Download: Flume’s FADER Mix
What were you doing at this time a year ago? What I used to be doing was, I came straight out of school and basically I smoked and played video games for like six months, then I was like, “Fuck this, I gotta do something.” I always wrote music my entire life—it was always a big hobby and passion of mine—but I decided to get serious about it, so I uninstalled all of my computer games and I quit smoking and I basically just focused on doing the music and getting stuff done. I worked part time jobs at a news agency for a year, pretty much straight out of school. I actually worked at Hard Rock Café for a few months as well as a waiter.
What was that like? It was all right. There’s a lot of rude people out there. I don’t really like dealing with people that much. I was stoked to be able to leave that and just be able to write music. I wasn’t making a huge income or anything. It was really based on the fact that I was living with my parents and that I could leave and make music full time.
Have you since moved out? No I haven’t actually. I’m still in my bedroom at my parents’. It’d be awesome to move out, but at the same time I’m going to be gone six months out of the year, so I might as well just chill out here for another year or so. I actually live a tiny bit outside Sydney in a place called Northern Beaches. It’s basically a strip of beaches. It’s kind of family oriented, but it’s a really nice place to grow up.
What do your parents think about your music? It’s quite funny, because when I’d show my parents these stats, it’d go a bit over their heads. I’d be like, “Oh, I’ve got a million hits on YouTube,” and they’d be like, “Oh, that’s nice, honey.” We get this little paper called The Manly Daily, and when I got a little article with my face or something they’d be like, “Oh my god, oh my god, that’s a picture of you! That’s amazing!”
You’re about to head out on your European tour and then to the US soon. What are you looking forward to? I’m actually off to Europe today. I leave for like three weeks. I haven’t been to all these places so it’ll be sweet to actually check them out. We’ve got a few days in Paris, which I’m looking forward to. To me it’s all pretty new the whole traveling thing. I haven’t really traveled much in the past. It’s just crazy for me to be able to do these things on the back of just writing beats in my bedroom.
Are you going to have to adjust your expectations for the crowds? I can only assume the shows will be a bit smaller than these huge festivals you play in Australia. I’ve been a bit spoiled here in Australia. Not so much spoiled, that’s not the right word, but things are the most hot here in Australia. I reckon that the shows will definitely be smaller obviously, but that’s totally cool. I’m not really to fussed about it at all, to be honest, I’m just stoked to be able to be over there and like playing music to new people.

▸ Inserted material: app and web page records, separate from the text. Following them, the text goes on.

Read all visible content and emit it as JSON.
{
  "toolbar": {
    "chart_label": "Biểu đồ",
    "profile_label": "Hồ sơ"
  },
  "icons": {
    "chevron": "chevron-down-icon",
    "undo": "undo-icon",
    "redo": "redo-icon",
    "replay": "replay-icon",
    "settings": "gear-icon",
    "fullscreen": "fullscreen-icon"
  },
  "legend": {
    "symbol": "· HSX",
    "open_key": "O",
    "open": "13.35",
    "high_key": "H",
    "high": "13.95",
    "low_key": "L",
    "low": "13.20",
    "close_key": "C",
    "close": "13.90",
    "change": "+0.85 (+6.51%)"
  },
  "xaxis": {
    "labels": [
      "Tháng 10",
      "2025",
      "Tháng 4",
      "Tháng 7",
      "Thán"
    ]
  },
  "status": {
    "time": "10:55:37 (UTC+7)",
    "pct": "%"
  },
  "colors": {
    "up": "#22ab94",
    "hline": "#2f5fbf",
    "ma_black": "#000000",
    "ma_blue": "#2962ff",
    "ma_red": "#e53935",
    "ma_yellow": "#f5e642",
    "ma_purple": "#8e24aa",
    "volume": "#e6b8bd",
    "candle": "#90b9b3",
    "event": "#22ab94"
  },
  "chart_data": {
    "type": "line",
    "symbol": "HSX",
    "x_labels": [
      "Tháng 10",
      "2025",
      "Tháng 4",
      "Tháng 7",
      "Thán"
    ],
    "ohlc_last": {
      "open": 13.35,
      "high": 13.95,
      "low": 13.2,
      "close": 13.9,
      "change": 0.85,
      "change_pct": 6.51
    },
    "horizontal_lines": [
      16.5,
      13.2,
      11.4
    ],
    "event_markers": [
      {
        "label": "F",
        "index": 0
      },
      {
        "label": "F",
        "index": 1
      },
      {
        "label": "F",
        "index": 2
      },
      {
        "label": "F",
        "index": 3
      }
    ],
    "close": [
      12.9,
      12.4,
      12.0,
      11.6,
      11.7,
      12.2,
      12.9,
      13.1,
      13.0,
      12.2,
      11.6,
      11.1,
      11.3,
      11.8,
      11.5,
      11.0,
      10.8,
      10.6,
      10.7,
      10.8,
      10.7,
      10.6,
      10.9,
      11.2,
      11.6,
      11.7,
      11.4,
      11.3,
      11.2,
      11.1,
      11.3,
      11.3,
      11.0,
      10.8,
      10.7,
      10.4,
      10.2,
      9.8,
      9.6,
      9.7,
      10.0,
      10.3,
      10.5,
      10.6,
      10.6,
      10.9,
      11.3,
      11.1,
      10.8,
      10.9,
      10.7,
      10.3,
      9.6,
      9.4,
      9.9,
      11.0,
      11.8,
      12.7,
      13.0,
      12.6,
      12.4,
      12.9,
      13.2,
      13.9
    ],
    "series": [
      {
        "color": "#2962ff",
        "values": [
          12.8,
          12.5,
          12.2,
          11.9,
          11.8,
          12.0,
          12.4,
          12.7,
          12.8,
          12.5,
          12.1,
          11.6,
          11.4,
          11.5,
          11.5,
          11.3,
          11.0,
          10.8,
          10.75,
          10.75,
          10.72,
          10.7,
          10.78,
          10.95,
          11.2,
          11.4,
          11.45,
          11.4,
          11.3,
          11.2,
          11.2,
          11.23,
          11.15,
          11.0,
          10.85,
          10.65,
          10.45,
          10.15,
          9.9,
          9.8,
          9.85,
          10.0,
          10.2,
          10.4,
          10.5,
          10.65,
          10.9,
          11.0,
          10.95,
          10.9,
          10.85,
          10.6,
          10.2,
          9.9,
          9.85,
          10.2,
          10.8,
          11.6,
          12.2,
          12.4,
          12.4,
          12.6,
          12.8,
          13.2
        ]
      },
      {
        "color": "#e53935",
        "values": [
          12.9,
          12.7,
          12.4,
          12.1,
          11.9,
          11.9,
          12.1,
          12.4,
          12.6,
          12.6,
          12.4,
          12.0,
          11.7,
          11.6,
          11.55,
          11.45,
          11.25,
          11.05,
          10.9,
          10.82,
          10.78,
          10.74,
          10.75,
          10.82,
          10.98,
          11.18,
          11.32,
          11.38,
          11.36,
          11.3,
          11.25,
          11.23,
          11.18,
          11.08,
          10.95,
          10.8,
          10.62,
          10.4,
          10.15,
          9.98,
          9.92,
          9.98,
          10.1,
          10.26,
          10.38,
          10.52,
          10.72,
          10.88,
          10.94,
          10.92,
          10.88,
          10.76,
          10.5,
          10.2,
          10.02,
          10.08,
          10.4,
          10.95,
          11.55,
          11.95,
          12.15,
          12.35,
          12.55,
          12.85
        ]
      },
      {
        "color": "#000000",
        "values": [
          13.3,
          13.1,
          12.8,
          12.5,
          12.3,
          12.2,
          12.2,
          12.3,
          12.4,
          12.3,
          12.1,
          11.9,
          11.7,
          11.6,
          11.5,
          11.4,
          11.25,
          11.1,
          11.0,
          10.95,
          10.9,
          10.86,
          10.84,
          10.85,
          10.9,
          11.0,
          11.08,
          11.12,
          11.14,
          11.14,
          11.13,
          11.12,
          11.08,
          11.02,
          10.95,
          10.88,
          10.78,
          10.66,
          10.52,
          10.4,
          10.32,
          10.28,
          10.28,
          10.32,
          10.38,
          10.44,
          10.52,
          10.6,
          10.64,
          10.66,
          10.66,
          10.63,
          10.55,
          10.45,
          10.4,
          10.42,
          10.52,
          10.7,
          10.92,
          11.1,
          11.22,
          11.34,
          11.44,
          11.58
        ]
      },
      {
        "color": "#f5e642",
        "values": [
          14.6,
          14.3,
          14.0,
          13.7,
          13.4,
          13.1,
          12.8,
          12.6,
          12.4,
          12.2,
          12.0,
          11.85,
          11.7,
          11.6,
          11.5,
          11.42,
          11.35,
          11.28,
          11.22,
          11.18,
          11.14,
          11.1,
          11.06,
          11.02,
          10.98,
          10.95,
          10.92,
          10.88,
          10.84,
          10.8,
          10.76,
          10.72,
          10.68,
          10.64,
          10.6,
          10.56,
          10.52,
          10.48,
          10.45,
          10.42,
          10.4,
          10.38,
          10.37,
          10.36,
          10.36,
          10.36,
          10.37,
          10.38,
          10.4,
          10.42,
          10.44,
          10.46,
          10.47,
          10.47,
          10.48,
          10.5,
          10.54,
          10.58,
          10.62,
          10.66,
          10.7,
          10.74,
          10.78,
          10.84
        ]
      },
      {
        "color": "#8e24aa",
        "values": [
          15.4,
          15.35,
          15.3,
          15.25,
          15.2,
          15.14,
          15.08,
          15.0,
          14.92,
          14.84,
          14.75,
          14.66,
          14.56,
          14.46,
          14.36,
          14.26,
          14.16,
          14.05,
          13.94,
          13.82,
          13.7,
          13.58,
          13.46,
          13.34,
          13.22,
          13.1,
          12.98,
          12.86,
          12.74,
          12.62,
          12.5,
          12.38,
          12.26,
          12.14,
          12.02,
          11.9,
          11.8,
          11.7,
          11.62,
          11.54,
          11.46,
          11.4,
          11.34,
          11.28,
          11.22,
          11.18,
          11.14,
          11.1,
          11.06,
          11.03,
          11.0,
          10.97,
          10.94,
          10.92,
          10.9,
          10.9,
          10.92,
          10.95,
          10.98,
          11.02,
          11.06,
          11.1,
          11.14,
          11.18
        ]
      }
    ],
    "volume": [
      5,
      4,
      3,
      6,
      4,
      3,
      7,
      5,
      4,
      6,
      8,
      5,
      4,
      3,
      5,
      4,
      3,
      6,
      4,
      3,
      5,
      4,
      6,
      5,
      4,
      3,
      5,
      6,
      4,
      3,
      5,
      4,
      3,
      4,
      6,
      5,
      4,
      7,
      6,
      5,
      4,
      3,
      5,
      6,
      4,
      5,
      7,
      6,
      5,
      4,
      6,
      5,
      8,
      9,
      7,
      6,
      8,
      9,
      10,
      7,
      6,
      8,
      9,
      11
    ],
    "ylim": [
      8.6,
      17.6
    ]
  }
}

What did you think about beating OneDirection in the charts in Australia? I thought it was great. The OneDirection thing is like a different kind of beast, and to see a record from an indie label go up there was really nice. It was quite funny actually, the little girls writing angry posts on my Twitter and Facebook like, “Who the fuck are you?” It was quite funny. It was a really good time, and everyone seemed to really get the whole idea of how it happened organically.